The study was carried out to determine the willingness to pay for forest conservation among villagers living at the perimeter fence of International Institute of Tropical Agriculture (IITA), Ibadan, Oyo State, Nigeria. The multistage sampling procedure was adopted for the study. A total number of four hundred and eight respondents comprising of farmers, hunters, herbalists and herb sellers were randomly selected and interviewed using copies of well-structured questionnaires. Data were analysed using descriptive statistics and Log it regression model. The study showed that the average age of farmers and hunters was 55 and 57 years while the average age of herb sellers was 43 and herbalist 63 years. Majority of the respondents pooled together are male, married with an average age of 55 years and household size of 7 members. The larger percentage of them were native of the study area, not educated, not employed, but having the monthly income between 12,000- 20,000 naira (US$33.38 to US$55.63) and closer to the forest by 1-9 km. The mean willingness to pay for forest conservation was N114.38 (US$0.32) per month per household and the total willingness to pay was N3, 461,024.42 (US$9, 627.32) per month. The study further revealed that there was significant relationship between the socio-economic characteristics of the respondents and their willingness to pay for forest conservation. Variables such as gender, educational level, occupation, income and bid amounts had significant effect on the willingness to pay for forest conservation. The study therefore recommends that monetary value should be placed on the social, cultural, ecological and economic services generated by the forests for the forests to continue to provide goods and services on a sustainable basis. Also, the willingness to pay for forest conservation can be used as an alternative measure of displeasure against the conversion of the forests to other uses and as a supportive argument for the invaluable roles the forests play in sustaining the livelihood of the people.

Open Access Original Research Article

Livelihood Security of Tribal Farmers in Adilabad District through Goat Farming
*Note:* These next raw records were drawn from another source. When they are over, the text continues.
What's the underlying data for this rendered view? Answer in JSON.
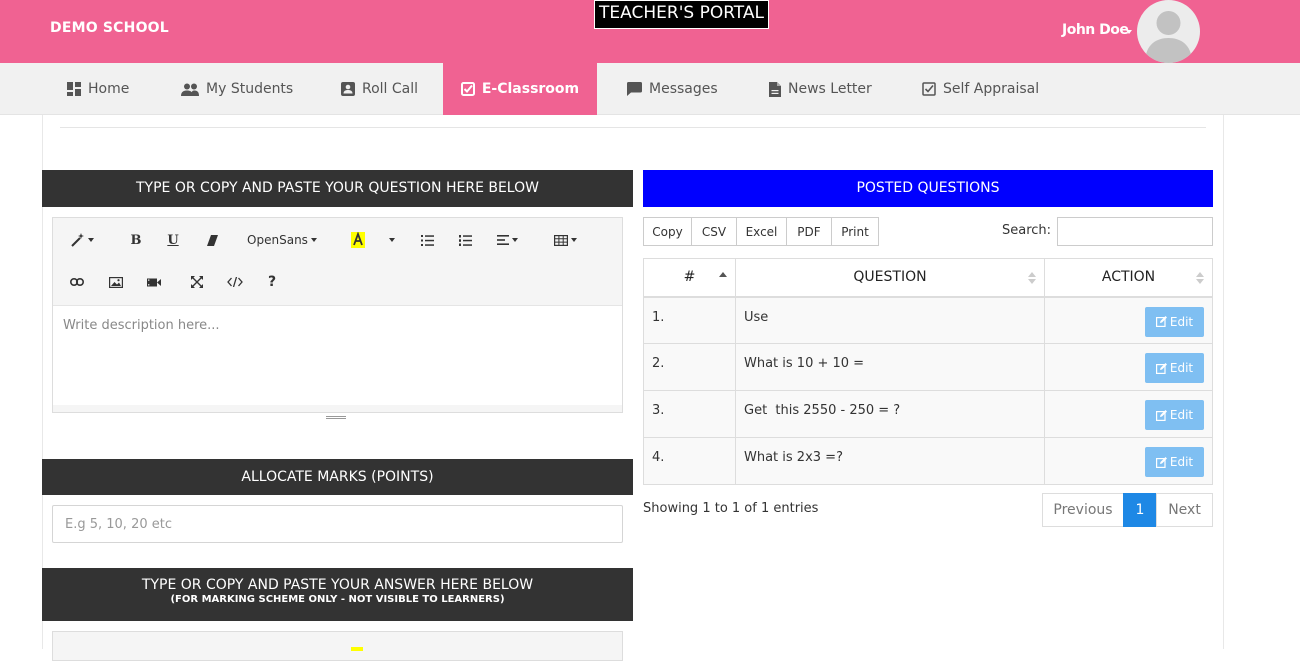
{
  "header": {
    "school_name": "DEMO SCHOOL",
    "portal_title": "TEACHER'S PORTAL",
    "user_name": "John Doe"
  },
  "nav": {
    "items": [
      {
        "label": "Home",
        "icon": "dashboard-icon"
      },
      {
        "label": "My Students",
        "icon": "people-icon"
      },
      {
        "label": "Roll Call",
        "icon": "contact-card-icon"
      },
      {
        "label": "E-Classroom",
        "icon": "checkbox-icon",
        "active": true
      },
      {
        "label": "Messages",
        "icon": "message-icon"
      },
      {
        "label": "News Letter",
        "icon": "document-icon"
      },
      {
        "label": "Self Appraisal",
        "icon": "checkbox-outline-icon"
      }
    ]
  },
  "question_section": {
    "title": "TYPE OR COPY AND PASTE YOUR QUESTION HERE BELOW",
    "editor": {
      "font_name": "OpenSans",
      "placeholder": "Write description here..."
    }
  },
  "marks_section": {
    "title": "ALLOCATE MARKS (POINTS)",
    "placeholder": "E.g 5, 10, 20 etc"
  },
  "answer_section": {
    "title": "TYPE OR COPY AND PASTE YOUR ANSWER HERE BELOW",
    "subtitle": "(FOR MARKING SCHEME ONLY - NOT VISIBLE TO LEARNERS)"
  },
  "posted": {
    "title": "POSTED QUESTIONS",
    "buttons": [
      "Copy",
      "CSV",
      "Excel",
      "PDF",
      "Print"
    ],
    "search_label": "Search:",
    "columns": [
      "#",
      "QUESTION",
      "ACTION"
    ],
    "rows": [
      {
        "num": "1.",
        "question": "Use",
        "action": "Edit"
      },
      {
        "num": "2.",
        "question": "What is 10 + 10 =",
        "action": "Edit"
      },
      {
        "num": "3.",
        "question": "Get  this 2550 - 250 = ?",
        "action": "Edit"
      },
      {
        "num": "4.",
        "question": "What is 2x3 =?",
        "action": "Edit"
      }
    ],
    "info": "Showing 1 to 1 of 1 entries",
    "pagination": {
      "previous": "Previous",
      "page": "1",
      "next": "Next"
    }
  },
  "colors": {
    "header_pink": "#f06292",
    "posted_blue": "#0000ff",
    "section_dark": "#333333",
    "edit_button": "#7fbff2",
    "page_active": "#1e88e5"
  }
}
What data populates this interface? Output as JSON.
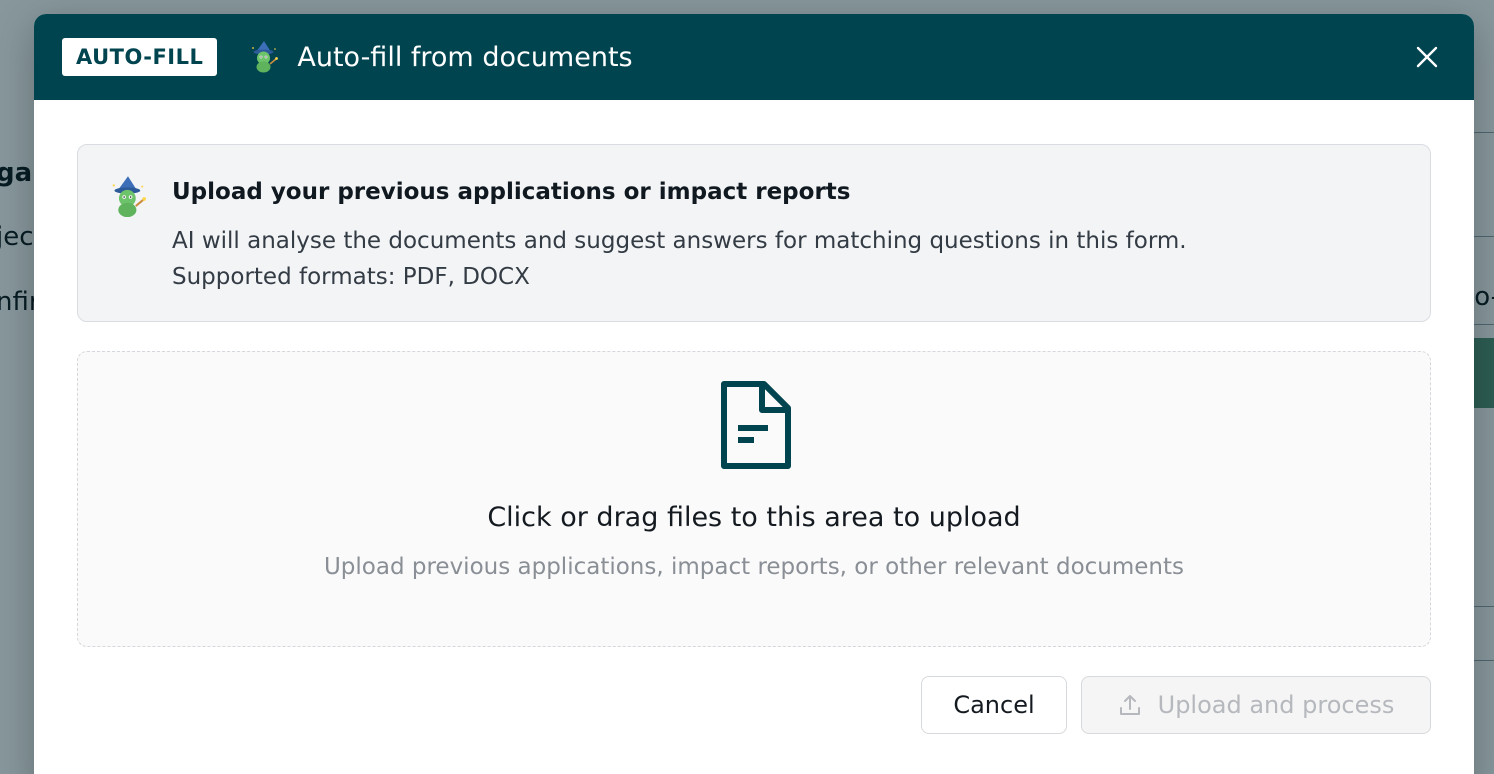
{
  "background": {
    "fragments": [
      "gar",
      "jec",
      "nfir",
      "o-"
    ]
  },
  "modal": {
    "badge": "AUTO-FILL",
    "title": "Auto-fill from documents",
    "close_icon": "close-icon"
  },
  "info": {
    "title": "Upload your previous applications or impact reports",
    "description": "AI will analyse the documents and suggest answers for matching questions in this form.",
    "formats": "Supported formats: PDF, DOCX"
  },
  "dropzone": {
    "title": "Click or drag files to this area to upload",
    "hint": "Upload previous applications, impact reports, or other relevant documents",
    "icon": "file-icon"
  },
  "footer": {
    "cancel_label": "Cancel",
    "upload_label": "Upload and process",
    "upload_icon": "upload-icon"
  },
  "colors": {
    "header_bg": "#00444f",
    "accent": "#00444f",
    "dimmed_text": "#8a8f96"
  }
}
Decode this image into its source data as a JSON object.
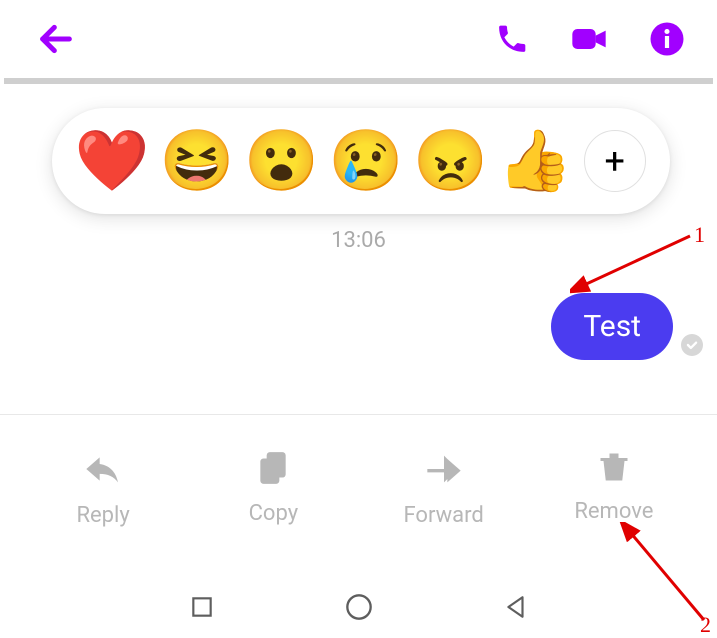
{
  "header": {
    "accent_color": "#a100ff"
  },
  "reactions": {
    "items": [
      "❤️",
      "😆",
      "😮",
      "😢",
      "😠",
      "👍"
    ],
    "add_label": "+"
  },
  "chat": {
    "timestamp": "13:06",
    "message": "Test"
  },
  "actions": {
    "reply": "Reply",
    "copy": "Copy",
    "forward": "Forward",
    "remove": "Remove"
  },
  "annotations": {
    "label1": "1",
    "label2": "2"
  }
}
Y. Praveen Kumar, A. Poshadri, Ravi Palthiya, G. Shiva Charan, K. Pavan

Asian Journal of Agricultural Extension, Economics & Sociology, Page 1-5
DOI: 10.9734/AJAEES/2018/40518

To create subsidiary income and employment to small and marginal tribal farmers of Adilabad district, Krishi Vigyan Kendra, Adilabad introduced Goat farming as a livelihood opportunity to the tribal farmers. Under the Goat farming 40 tribal farmers were selected from 8 adopted villages of KVK, Adilabad by Participatory Rural Appraisal (PRA) techniques. Every farmer was given 2 goats with a worth of Rs. 8000 and few supplementary medicines and vacancies were also supplied. The net value created under goat farming in 4 years from 2013 to 2017 is Rs. 20, 75,000 and the number of goats is 415. It is also found suitable from the point of employment generation per unit utilization of resources. Further, it also created regular subsidiary income, goat milk for family consumption and farm yard manure for soil fertility.